◆ **RECORDS SUPPLIED**:

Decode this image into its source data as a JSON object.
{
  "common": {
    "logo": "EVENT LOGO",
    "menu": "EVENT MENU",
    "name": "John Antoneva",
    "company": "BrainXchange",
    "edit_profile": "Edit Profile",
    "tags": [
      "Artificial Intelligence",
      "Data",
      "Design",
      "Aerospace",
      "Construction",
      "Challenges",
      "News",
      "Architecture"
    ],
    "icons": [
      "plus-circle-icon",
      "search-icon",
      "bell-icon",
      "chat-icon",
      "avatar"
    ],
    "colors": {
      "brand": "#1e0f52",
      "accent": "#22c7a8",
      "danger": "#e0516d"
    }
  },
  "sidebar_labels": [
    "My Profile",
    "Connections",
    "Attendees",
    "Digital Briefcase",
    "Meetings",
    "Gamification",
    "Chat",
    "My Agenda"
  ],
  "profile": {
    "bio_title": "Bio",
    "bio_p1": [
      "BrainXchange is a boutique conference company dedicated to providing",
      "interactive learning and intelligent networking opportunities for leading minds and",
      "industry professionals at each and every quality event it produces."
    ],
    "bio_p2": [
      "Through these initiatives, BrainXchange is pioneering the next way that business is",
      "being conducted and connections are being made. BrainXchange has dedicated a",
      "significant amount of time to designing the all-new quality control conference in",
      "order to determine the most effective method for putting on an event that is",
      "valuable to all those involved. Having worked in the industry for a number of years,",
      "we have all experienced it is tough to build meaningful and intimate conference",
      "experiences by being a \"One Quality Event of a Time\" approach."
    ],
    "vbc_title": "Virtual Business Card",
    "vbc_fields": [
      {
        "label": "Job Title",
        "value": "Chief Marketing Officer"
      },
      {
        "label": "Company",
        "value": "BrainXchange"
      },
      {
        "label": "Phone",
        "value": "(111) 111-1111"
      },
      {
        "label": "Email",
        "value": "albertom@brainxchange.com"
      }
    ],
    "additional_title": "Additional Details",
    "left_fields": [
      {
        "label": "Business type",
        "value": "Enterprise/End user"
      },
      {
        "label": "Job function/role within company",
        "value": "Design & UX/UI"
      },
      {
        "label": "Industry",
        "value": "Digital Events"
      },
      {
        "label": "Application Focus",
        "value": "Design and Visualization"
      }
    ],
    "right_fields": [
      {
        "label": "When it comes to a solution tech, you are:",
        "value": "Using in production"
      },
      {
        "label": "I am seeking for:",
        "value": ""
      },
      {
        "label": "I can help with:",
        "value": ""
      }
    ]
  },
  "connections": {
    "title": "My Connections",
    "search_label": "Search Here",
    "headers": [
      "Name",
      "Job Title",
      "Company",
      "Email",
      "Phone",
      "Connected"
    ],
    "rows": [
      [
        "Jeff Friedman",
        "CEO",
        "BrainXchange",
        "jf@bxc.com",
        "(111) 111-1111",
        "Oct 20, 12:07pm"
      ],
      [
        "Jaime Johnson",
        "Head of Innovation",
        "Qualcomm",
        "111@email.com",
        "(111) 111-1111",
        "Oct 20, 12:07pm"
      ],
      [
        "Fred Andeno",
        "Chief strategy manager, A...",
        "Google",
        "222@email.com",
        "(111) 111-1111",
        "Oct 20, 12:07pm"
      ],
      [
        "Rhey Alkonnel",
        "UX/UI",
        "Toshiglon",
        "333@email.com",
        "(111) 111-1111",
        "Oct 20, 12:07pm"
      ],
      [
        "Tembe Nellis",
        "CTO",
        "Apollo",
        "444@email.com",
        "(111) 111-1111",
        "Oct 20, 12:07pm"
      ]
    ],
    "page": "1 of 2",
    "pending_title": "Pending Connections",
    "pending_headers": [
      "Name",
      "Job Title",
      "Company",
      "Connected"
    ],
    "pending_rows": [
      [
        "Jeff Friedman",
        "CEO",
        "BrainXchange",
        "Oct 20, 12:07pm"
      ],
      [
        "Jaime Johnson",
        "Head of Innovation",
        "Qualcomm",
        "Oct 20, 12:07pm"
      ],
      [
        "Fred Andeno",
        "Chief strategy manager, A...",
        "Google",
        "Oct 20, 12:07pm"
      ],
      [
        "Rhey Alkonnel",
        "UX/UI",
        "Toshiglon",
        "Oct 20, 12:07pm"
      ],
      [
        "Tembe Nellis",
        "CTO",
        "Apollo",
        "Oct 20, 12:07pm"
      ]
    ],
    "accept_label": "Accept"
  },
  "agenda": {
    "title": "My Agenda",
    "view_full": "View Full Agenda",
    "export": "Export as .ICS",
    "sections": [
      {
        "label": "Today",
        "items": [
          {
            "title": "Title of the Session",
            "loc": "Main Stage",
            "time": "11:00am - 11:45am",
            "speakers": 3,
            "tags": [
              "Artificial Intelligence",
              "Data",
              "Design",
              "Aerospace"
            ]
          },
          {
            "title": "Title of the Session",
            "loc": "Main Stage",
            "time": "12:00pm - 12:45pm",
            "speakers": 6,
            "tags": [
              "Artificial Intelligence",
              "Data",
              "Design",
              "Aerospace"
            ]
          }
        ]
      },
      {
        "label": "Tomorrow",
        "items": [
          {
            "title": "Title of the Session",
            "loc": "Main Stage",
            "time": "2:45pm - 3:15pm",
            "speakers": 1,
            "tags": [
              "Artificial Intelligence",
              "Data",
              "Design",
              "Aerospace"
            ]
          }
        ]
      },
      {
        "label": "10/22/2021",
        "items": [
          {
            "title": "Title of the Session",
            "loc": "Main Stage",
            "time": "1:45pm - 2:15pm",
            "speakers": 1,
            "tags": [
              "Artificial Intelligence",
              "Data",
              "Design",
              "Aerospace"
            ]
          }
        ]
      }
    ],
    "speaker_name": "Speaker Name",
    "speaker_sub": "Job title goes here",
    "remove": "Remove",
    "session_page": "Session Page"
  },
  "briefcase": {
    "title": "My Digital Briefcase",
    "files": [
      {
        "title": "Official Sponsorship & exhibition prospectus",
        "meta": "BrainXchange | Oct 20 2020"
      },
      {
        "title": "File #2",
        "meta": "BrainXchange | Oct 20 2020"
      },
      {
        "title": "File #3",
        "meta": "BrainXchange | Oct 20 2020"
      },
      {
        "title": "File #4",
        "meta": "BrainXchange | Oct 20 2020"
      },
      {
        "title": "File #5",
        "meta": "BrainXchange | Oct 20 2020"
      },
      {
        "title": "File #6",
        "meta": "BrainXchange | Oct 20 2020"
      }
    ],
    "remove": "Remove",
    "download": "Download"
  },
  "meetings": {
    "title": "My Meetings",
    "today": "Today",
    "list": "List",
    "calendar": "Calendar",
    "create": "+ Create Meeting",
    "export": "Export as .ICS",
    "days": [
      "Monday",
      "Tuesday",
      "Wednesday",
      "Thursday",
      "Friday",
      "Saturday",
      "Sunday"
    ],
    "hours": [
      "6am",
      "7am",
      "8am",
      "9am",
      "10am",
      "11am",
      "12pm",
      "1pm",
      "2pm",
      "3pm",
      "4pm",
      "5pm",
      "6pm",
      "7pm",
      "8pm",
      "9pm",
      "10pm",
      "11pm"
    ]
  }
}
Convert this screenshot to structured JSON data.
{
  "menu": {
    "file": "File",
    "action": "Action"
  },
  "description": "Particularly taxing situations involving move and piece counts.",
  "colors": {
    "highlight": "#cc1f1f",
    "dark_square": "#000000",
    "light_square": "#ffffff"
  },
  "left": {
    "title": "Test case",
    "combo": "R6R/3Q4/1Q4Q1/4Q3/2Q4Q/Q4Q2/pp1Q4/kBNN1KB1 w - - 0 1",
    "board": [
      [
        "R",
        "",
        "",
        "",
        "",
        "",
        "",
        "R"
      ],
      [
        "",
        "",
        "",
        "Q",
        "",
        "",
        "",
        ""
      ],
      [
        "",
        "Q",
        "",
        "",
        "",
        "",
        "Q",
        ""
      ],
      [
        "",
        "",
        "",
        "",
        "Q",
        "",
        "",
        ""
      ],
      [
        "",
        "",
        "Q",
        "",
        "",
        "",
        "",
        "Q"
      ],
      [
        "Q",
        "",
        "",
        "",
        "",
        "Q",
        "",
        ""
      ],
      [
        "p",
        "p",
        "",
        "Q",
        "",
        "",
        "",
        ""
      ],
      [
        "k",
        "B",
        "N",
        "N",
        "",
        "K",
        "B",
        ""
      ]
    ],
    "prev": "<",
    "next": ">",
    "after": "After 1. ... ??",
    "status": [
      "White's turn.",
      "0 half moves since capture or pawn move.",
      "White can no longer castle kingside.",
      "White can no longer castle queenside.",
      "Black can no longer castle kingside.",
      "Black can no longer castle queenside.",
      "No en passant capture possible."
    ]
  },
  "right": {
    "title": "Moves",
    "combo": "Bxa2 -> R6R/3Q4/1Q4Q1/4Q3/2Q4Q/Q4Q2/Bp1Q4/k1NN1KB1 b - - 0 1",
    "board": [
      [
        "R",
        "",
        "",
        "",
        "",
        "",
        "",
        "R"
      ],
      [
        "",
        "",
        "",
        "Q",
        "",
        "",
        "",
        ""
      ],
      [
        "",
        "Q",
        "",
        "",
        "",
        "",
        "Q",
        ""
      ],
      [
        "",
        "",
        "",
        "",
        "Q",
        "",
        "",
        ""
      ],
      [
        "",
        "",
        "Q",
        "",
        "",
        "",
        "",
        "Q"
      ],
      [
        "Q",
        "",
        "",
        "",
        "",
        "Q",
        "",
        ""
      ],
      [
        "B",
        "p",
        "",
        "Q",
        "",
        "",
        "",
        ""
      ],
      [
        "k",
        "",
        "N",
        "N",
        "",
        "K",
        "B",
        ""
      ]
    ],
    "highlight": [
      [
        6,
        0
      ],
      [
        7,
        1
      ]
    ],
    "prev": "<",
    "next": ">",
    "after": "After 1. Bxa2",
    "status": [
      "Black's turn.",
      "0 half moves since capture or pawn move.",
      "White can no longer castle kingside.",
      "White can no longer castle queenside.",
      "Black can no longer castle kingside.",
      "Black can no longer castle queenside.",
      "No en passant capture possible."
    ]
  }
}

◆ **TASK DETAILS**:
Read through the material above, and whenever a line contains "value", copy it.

◆ **SOLUTION**:
        "value": "Chief Marketing Officer"
        "value": "BrainXchange"
        "value": "(111) 111-1111"
        "value": "albertom@brainxchange.com"
        "value": "Enterprise/End user"
        "value": "Design & UX/UI"
        "value": "Digital Events"
        "value": "Design and Visualization"
        "value": "Using in production"
        "value": ""
        "value": ""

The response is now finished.